The idea of a sky that is alive with flying cars is one that is often met by thoughts of hoverboards, holograms and time travel. It's always been a very romantic notion, but is there any tangible substance to flying cars in real life? Slovakian company AeroMobil think so and are aiming to have one on your drive by 2017.
The goal of having a production ready flying car in 2017 isn't just plucked out of the air either, talking at SXSW the CEO of AeroMobil – Juraj Vaculik – outlined the company's future goals based on a host of fully functioning prototypes that have already taken to the skies.
Currently operating in the form of AeroMobil 3.0, the prototype vehicle is a peculiar entity to behold. With the folding wings set to road, the AeroMobil's top structure is reminiscent of a grasshopper; the wings sitting very neatly atop the vehicle and the propeller siting fairly ominously between the brake lights – it'd certainly be a spectacle out on the road.
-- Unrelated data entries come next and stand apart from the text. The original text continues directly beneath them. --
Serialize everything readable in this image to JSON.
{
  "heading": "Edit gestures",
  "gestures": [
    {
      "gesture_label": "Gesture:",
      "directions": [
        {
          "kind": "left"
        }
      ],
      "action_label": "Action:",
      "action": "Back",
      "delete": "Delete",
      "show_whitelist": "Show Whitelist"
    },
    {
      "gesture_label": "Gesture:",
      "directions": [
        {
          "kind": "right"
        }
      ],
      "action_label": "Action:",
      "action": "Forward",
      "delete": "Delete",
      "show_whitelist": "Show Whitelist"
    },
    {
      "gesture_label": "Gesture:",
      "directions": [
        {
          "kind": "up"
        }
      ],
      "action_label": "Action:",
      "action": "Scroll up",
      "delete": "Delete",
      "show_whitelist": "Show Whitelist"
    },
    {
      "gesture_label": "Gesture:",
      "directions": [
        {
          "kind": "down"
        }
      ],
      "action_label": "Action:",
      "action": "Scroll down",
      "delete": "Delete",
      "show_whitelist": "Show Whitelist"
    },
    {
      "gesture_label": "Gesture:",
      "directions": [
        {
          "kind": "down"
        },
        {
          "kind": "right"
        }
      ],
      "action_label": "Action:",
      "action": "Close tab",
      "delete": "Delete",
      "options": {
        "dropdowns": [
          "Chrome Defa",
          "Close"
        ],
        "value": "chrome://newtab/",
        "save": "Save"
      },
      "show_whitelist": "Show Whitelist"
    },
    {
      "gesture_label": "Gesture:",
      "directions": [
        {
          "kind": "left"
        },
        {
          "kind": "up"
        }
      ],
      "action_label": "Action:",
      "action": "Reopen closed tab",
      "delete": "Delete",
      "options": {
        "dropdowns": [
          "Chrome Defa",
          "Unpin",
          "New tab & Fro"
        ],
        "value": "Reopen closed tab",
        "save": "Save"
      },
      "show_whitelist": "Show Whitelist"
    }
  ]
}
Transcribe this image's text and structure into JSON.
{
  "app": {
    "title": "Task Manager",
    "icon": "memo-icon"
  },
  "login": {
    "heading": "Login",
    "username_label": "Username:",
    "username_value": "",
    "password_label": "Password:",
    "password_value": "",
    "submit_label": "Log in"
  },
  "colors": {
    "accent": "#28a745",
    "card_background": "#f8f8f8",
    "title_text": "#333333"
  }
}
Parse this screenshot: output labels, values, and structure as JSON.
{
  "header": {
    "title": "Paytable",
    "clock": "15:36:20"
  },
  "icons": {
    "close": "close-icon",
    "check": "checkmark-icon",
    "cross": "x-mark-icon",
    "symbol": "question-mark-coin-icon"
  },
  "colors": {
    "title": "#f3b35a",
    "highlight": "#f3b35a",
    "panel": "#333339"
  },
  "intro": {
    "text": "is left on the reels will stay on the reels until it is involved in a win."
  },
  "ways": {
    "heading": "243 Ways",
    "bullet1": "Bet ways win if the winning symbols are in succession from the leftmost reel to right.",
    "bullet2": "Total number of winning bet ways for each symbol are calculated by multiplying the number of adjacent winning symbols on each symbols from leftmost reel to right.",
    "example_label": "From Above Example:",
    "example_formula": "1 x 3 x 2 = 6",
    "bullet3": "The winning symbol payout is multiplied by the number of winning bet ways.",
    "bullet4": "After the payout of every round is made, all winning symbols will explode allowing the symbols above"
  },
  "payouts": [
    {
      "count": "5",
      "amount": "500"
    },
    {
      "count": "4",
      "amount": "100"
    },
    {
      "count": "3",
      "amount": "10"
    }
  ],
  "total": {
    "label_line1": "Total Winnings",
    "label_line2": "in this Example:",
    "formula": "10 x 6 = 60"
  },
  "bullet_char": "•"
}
With the touch of a button, however, the fully automated wings unfold themselves like and swing outwards – at this point the AeroMobil doesn't look quite as strange. Watching the official AeroMobil 3.0 video, it's hard to not find the vehicle oddly mesmerising and exciting.
Regardless of the working prototypes, three years to create a production ready vehicle is quite a tall order; the company currently face the difficult task of finding a material that is strong enough to pass road safety crash tests but is still light enough for flight. They will then have to tackle all of the stringent regulations of both road vehicles and aircraft.
The question remains though – would you actually buy one? You'll need a pilot's license to fly it and you'll still have to drive it to your nearest airstrip or airport before you can take off (although Vaculik talks of creating grass runways at the side of every highway once the production version has become more mainstream).
Probably the hardest mountain to overcome, at least at the start of production, is going to be the price; despite not being officially stated, it is acceptable to make the assumption that it'll be expensive – typically, aircraft don't come cheap, especially ones made almost entirely from carbon fibre.
Despite the potential setbacks, AeroMobil's ambitions don't stop at just creating the world's first production flying car; they also plan on creating a four seat family hybrid, extending the range from 430-miles, and a completely autonomous variant that'd require no pilot to ever touch the controls. Whilst these plans may seem like quite a long shot at the moment, AeroMobil are currently at the forefront of flying car technology – it'll certainly be interesting to see where the future takes this project.